Plummer-Vinson syndrome (PVS) is a triad of microcytic hypochromic anemia (iron deficiency), atrophic glossitis, and esophageal webs or strictures.
Plummer-Vinson syndrome (PVS) most commonly affects middle-aged women (this may be related to a propensity for iron deficiency), although it can be occasionally present in a child. The web (containing mucosa and submucosa) occurs at the anterior post-cricoid area of the upper esophagus.
Figures for incidence and prevalence are not available but it is becoming rarer, probably because dietary inadequacy is becoming less common.
A high prevalence of Plummer-Vinson syndrome (PVS) was reported in Sweden in the early 20th century. This reduced after the introduction of iron supplementation in food.
Plummer-Vinson syndrome (PVS) appears to be more common in the Indian subcontinent than in Western countries. Plummer-Vinson syndrome (PVS) is common in men as well as females in the Indian subcontinent.
Iron deficiency - this is related to poor diet or blood loss.
The presentation is usually with painless, intermittent dysphagia. It tends to be with solid foods but, if untreated, may progress to soft foods and even liquids.
As with other causes of esophageal strictures, webs and rings, the patient is able to give a good indication of the level of obstruction.
Dysphagia may lead to weight loss. This should be regarded as a sign of danger.
There may also be features of iron-deficiency anemia like lethargy, tiredness and shortness of breath on exertion.
The features that appear on examination are those associated with iron deficiency. There may be pallor and even tachycardia if anemia is marked. There may be koilonychia (spoon-shaped nails), angular cheilitis and glossitis.
- FBC will show a microcytic, hypochromic anemia. Ferritin is low.
- The barium swallow may show the web. This may need to be enhanced with videofluoroscopy.
- A biopsy may be required if malignancy is suspected clinically.
Various disorders have been known to associate PVS, such as celiac disease, inflammatory bowel disease, pernicious anemia, thyroid disease, Sjögren's syndrome and rheumatoid arthritis.
- Iron replacement can almost invariably be achieved by oral means. Adding vitamin C does not improve absorption significantly. There is rarely any need for parenteral iron. Supplements may be needed long-term because after correction it is important to maintain a normal iron status. Causes of blood loss like menorrhagia may require attention.

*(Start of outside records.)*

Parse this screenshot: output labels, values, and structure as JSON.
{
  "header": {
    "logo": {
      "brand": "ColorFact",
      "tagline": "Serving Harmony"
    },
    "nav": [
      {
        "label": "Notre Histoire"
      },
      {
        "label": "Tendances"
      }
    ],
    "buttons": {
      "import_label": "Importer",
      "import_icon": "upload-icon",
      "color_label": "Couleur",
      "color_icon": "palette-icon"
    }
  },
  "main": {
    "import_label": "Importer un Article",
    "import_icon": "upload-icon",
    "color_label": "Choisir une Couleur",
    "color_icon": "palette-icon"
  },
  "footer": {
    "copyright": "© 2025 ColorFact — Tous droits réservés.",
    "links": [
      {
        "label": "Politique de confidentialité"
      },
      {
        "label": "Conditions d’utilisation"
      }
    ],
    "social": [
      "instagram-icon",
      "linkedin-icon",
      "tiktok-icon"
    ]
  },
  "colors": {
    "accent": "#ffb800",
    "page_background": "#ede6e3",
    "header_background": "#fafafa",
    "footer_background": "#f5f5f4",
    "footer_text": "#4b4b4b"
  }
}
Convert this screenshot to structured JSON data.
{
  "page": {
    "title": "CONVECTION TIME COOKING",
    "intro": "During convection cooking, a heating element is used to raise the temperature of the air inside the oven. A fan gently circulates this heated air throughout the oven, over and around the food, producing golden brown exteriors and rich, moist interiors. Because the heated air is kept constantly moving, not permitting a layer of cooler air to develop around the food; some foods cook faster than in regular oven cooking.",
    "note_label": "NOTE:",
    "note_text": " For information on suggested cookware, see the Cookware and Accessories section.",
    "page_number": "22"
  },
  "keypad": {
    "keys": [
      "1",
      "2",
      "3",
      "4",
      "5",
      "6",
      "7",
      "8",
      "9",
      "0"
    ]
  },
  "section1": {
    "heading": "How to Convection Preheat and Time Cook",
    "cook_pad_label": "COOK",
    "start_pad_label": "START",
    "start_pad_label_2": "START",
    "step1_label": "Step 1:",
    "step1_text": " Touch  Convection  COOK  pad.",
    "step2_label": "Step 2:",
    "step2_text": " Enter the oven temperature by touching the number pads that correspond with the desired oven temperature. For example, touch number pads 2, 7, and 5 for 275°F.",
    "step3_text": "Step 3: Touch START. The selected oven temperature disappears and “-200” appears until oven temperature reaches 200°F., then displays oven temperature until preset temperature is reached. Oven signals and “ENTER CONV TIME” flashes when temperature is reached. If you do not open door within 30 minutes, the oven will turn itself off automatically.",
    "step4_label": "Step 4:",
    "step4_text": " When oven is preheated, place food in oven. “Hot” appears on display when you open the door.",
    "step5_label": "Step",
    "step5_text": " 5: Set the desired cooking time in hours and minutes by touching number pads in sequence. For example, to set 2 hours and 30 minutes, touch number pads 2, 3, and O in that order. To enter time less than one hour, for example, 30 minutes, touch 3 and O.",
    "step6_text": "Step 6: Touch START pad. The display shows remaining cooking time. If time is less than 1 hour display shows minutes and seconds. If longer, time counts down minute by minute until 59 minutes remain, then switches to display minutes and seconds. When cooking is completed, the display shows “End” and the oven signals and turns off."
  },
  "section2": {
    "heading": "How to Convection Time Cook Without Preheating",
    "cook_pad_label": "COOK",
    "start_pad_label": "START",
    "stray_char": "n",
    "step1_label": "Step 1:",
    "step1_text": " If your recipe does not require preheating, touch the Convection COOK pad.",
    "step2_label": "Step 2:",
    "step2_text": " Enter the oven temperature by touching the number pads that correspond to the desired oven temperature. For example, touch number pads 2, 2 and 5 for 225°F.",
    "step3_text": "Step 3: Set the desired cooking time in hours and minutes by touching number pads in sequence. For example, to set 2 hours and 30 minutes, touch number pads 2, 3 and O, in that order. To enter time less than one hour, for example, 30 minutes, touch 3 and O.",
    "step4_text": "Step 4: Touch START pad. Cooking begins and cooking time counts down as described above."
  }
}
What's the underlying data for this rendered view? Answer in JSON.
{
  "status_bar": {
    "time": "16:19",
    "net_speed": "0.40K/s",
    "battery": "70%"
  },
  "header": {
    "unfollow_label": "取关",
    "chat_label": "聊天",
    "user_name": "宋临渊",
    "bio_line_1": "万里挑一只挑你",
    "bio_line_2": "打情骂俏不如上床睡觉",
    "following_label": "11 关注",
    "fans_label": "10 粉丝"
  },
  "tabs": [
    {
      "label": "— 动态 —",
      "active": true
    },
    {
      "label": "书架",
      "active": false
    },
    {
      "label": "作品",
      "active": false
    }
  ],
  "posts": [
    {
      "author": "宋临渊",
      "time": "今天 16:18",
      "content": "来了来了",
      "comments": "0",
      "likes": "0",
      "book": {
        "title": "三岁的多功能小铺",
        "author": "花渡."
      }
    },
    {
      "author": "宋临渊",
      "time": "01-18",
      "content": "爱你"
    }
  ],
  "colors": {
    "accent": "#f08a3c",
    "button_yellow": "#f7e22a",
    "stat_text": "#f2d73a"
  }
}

- Endoscopic dilatation or argon plasma coagulation therapy of the esophageal web is occasionally required in cases of persistent dysphagia.
Post-cricoid carcinoma or carcinoma of the esophagus may develop.
Prognosis and prevention
Correction of iron deficiency will correct the condition if malignancy has not yet occurred. Prevention of iron deficiency prevents the disease.